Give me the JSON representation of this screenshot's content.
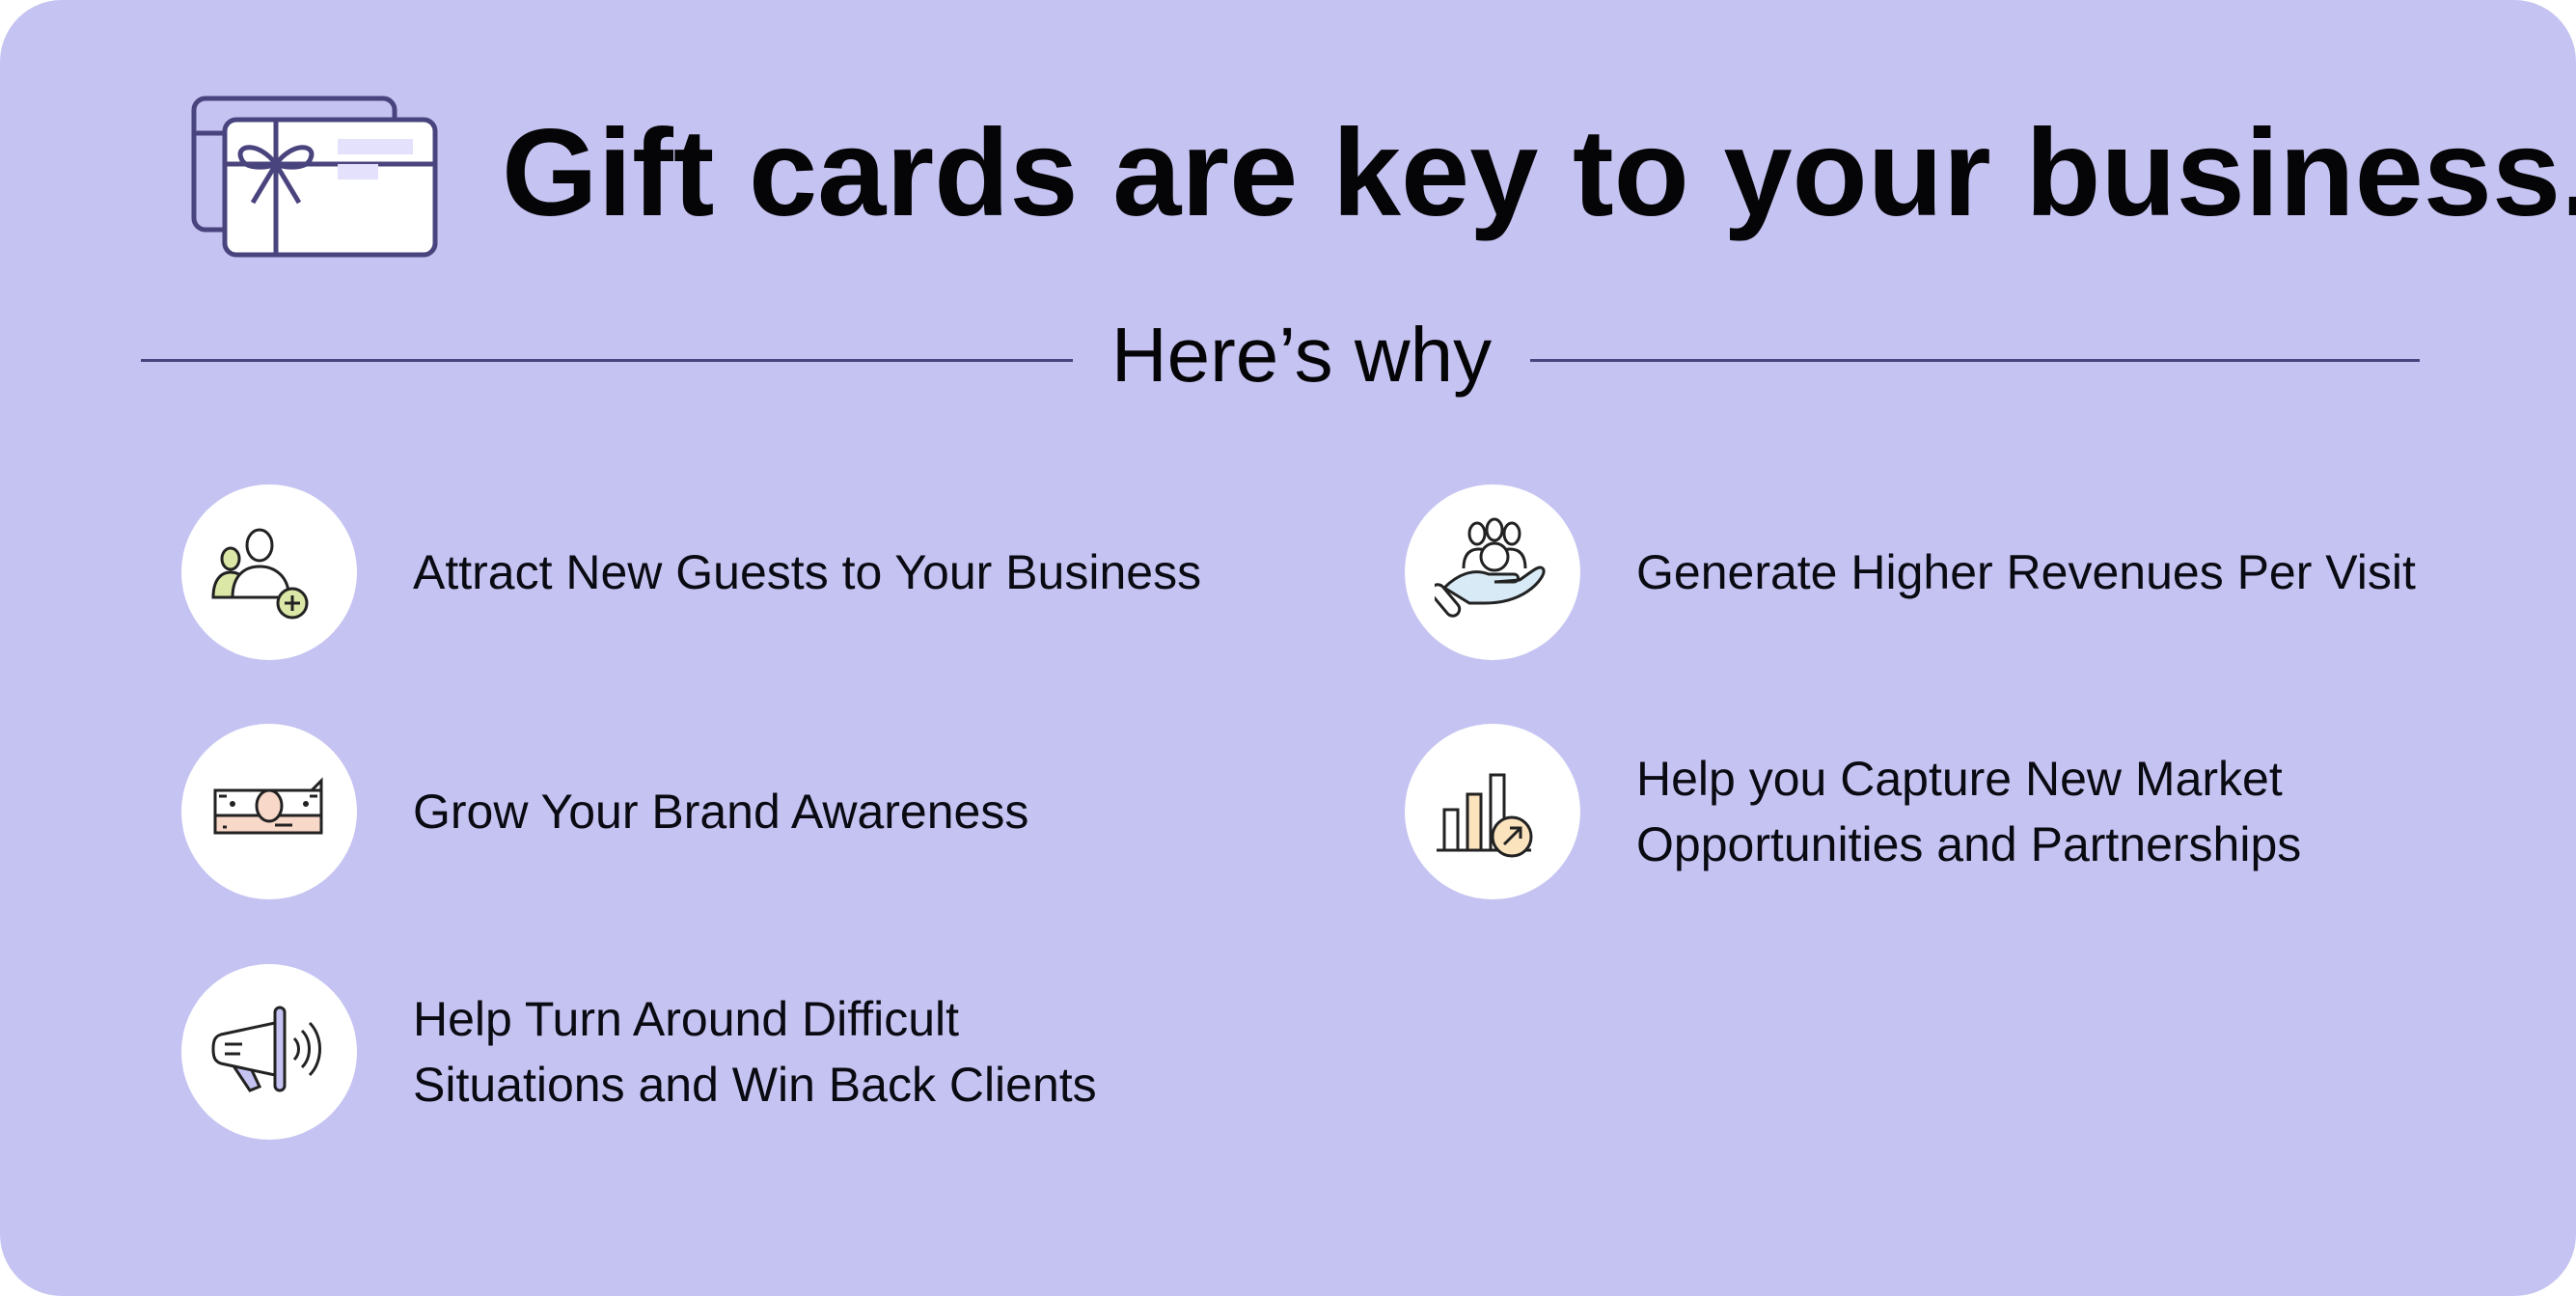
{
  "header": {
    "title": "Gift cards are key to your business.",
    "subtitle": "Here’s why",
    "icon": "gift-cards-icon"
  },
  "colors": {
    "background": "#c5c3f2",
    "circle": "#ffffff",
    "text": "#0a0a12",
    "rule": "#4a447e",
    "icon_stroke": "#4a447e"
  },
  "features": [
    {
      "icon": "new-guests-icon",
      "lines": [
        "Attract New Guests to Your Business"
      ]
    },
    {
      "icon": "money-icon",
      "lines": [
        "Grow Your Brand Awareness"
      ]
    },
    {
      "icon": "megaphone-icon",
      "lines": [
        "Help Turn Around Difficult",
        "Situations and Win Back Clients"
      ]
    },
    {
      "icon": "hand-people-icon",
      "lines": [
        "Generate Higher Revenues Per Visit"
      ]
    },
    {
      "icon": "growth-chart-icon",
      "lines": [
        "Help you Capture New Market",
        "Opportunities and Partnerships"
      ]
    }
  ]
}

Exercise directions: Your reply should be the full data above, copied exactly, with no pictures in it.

Answer to the problem:
Give me the JSON representation of this screenshot's content.
{
  "header": {
    "title": "Gift cards are key to your business.",
    "subtitle": "Here’s why",
    "icon": "gift-cards-icon"
  },
  "colors": {
    "background": "#c5c3f2",
    "circle": "#ffffff",
    "text": "#0a0a12",
    "rule": "#4a447e",
    "icon_stroke": "#4a447e"
  },
  "features": [
    {
      "icon": "new-guests-icon",
      "lines": [
        "Attract New Guests to Your Business"
      ]
    },
    {
      "icon": "money-icon",
      "lines": [
        "Grow Your Brand Awareness"
      ]
    },
    {
      "icon": "megaphone-icon",
      "lines": [
        "Help Turn Around Difficult",
        "Situations and Win Back Clients"
      ]
    },
    {
      "icon": "hand-people-icon",
      "lines": [
        "Generate Higher Revenues Per Visit"
      ]
    },
    {
      "icon": "growth-chart-icon",
      "lines": [
        "Help you Capture New Market",
        "Opportunities and Partnerships"
      ]
    }
  ]
}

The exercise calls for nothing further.